A malaria epidemic in South Africa 10 years ago inspired research leading to the discovery of two genes that make a mosquito resistant to some insecticides.
University of Witwatersrand and National Institute for Communicable Diseases entomologist Maureen Coetzee, a South African contributor to the study and international authority on insecticide-resistant mosquitoes, said scientists were stymied by a 1999-2000 malaria outbreak on the east coast of the country despite a reliable anti-malaria spraying programme.
“We found that Anopheles funestus had returned to South Africa after an absence of 50 years,” she said.
The entomologists suspected the cause of the epidemic was the ineffectiveness of pyrethroid, an insecticide used widely in malaria spraying programmes, and that the Anopheles funestus’ s genes were playing a role. The South African health authorities moved quickly, spraying traditional homesteads with DDT and controlling the outbreak.
At the time University of the Witwatersrand entomologist Richard Hunt, another co-author of the latest study, successfully colonised Anopheles funestos, enabling scientists worldwide to begin researching the malaria carrier in a controlled way.
Last month Charles Wondji and colleagues at the Liverpool School of Tropical Medicine (LSTM) announced they now know why the mosquito is no longer killed by pyrethroid-based insecticides. Its genetic make-up has evolved, making it resistant to the insecticide.
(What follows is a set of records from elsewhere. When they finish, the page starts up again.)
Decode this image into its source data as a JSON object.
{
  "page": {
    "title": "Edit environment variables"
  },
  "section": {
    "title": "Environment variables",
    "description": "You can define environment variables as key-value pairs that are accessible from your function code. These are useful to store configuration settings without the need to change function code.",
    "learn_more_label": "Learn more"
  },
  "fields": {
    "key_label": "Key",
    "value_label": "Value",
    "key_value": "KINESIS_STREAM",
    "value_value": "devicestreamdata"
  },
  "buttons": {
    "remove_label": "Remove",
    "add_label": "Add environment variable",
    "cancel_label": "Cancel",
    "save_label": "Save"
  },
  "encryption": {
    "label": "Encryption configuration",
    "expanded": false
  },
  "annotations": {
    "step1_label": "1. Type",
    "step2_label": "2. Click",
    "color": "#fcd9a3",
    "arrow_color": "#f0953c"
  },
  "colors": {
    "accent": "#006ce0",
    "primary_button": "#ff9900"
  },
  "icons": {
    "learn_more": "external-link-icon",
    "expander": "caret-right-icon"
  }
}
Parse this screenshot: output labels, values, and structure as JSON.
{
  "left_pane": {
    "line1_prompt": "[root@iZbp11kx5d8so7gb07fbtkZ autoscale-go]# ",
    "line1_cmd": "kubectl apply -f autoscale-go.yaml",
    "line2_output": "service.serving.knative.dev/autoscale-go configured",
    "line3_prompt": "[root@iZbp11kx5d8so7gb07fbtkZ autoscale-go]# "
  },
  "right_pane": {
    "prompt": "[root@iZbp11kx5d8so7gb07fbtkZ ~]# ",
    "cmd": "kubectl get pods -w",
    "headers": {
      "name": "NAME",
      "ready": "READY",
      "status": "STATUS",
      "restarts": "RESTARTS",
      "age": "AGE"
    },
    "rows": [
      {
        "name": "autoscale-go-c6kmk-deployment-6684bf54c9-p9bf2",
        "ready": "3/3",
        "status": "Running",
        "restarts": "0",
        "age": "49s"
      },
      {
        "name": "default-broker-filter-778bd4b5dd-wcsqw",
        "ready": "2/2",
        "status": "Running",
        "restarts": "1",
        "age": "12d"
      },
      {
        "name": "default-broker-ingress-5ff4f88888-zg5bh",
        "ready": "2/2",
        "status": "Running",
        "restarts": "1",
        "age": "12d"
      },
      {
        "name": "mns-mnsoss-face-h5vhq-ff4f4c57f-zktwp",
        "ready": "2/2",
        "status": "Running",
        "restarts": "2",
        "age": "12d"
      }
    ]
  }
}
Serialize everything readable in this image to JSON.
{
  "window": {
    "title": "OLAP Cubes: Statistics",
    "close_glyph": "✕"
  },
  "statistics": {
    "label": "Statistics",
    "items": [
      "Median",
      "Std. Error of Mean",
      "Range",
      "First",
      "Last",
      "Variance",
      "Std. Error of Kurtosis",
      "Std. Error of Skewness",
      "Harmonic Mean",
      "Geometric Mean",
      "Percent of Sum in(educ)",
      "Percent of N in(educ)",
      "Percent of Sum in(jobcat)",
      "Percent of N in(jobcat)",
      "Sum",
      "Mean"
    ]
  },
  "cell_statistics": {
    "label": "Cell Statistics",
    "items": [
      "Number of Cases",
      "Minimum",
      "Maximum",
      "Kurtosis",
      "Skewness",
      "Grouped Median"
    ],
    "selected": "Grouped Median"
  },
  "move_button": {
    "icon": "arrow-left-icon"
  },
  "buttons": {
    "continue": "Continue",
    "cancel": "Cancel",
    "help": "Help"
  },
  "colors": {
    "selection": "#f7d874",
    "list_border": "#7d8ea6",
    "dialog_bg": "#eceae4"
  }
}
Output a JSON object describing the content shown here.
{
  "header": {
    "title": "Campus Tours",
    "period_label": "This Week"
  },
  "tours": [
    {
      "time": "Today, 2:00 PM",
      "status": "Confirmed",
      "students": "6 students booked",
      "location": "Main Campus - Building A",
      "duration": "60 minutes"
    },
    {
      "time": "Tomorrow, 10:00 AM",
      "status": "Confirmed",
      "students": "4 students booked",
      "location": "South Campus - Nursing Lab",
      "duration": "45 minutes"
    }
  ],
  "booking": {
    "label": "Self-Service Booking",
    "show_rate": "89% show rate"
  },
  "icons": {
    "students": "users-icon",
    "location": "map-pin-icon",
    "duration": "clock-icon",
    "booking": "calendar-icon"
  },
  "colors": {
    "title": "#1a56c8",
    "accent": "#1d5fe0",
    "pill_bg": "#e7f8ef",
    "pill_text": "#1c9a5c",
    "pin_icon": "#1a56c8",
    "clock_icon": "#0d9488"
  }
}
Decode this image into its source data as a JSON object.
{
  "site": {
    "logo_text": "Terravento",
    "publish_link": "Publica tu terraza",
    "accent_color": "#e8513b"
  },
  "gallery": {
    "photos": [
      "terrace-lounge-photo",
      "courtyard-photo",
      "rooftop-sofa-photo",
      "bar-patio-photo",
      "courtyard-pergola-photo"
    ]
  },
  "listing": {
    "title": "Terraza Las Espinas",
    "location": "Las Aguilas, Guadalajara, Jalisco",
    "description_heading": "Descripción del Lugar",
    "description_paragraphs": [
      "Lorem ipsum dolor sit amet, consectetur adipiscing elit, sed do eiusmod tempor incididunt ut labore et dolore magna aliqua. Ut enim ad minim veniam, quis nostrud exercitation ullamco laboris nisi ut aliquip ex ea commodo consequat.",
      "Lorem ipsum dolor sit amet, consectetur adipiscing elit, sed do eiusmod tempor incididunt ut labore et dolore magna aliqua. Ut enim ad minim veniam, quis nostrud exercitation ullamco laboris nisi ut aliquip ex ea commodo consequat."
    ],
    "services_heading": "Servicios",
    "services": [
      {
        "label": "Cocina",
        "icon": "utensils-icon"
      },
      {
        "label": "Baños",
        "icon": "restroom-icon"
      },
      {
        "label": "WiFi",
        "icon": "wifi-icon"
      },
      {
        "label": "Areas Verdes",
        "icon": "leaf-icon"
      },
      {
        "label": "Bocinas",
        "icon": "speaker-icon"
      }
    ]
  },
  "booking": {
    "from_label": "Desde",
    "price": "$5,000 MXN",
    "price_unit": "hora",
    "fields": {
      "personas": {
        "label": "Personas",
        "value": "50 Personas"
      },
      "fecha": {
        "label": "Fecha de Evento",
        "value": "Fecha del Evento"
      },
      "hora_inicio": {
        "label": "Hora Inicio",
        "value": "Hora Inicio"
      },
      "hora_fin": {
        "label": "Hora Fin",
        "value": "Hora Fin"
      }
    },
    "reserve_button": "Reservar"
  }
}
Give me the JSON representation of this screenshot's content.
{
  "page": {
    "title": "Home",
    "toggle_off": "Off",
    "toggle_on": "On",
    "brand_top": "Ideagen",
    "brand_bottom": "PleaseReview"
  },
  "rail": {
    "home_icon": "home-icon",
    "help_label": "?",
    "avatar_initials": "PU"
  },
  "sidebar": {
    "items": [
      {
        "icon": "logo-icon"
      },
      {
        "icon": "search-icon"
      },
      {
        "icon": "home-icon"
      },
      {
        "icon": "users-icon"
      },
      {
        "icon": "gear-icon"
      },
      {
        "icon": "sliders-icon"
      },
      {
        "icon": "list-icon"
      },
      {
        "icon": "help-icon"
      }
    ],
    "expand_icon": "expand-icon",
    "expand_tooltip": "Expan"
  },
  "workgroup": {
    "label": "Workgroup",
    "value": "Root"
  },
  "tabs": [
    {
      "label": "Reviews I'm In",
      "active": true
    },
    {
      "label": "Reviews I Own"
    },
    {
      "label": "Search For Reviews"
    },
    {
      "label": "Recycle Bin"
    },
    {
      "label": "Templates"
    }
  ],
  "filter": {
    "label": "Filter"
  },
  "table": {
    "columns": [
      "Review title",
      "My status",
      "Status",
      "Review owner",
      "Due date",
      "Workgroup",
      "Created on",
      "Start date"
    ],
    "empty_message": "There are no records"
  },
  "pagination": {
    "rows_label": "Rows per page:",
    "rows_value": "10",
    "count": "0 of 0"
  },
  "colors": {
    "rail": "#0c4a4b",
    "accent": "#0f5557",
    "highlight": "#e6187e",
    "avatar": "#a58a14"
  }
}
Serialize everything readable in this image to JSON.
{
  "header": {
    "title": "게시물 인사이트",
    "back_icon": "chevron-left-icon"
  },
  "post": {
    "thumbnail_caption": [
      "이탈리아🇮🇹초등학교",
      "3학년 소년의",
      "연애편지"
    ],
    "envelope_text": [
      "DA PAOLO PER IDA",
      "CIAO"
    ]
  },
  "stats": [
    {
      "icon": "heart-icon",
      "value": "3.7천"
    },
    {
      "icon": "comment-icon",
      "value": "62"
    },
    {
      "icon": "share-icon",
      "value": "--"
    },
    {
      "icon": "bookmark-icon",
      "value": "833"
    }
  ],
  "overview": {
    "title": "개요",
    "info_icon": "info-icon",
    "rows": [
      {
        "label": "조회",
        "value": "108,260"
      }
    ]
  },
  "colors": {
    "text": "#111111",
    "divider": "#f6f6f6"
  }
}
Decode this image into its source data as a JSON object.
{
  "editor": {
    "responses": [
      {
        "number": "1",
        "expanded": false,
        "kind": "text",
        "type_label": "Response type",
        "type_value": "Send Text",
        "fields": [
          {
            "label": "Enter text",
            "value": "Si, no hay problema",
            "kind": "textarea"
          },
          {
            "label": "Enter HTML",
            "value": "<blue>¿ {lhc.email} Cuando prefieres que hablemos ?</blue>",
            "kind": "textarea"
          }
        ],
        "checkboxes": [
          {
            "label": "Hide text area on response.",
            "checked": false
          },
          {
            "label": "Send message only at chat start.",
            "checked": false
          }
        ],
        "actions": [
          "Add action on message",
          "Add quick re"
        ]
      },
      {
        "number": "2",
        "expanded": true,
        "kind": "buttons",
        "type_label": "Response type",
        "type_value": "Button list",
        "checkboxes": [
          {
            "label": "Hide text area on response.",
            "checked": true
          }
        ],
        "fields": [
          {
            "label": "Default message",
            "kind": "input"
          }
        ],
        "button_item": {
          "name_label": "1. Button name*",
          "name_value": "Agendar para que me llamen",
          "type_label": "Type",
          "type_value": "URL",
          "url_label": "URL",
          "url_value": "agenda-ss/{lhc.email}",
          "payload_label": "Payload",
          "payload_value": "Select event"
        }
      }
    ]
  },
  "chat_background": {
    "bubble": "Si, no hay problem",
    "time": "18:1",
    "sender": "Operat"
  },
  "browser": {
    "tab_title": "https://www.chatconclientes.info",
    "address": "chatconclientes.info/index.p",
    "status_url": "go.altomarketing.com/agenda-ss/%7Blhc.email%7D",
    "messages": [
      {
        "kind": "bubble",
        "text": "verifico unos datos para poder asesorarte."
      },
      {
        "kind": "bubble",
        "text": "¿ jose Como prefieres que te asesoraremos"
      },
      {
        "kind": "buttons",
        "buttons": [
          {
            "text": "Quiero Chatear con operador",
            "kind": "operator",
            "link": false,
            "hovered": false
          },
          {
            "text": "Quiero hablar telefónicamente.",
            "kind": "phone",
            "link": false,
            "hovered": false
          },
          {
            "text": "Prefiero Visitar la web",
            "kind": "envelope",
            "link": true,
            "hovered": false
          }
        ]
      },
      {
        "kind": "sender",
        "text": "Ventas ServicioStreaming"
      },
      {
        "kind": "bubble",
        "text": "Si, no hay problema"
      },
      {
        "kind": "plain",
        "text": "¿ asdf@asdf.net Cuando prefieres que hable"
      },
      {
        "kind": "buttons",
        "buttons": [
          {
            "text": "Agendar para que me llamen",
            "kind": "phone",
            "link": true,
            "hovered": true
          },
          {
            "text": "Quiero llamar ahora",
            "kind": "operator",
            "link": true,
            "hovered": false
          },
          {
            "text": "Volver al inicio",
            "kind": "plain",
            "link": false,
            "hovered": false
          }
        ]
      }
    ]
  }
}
LSTM researcher Hilary Ranson, a co-author of the study, said that pyrethroids are the most common anti-malaria and agricultural insecticides in Africa.
“On the positive side, by understanding the mechanisms by which the mosquitoes have developed this resistance, we can develop ways to reverse this resistance and beat the mosquitoes at their own game,” Ranson said.
The study, published in the journal Genome Research (February 4 2009), identified two P450 genes that produce an enzyme that soaks up the insecticide, making it ineffective.
The mosquitoes for the study were collected in Angola and Mozambique.
In the short term this means countries infested by Anopheles funestos can change to guaranteed-to-kill DDT.
One of the most exciting implications of the discovery, which is being investigated by the LSTM team is to test wild mosquitoes in different parts of Africa for the resistant genes. — www.SciDev.NetCarol Campbell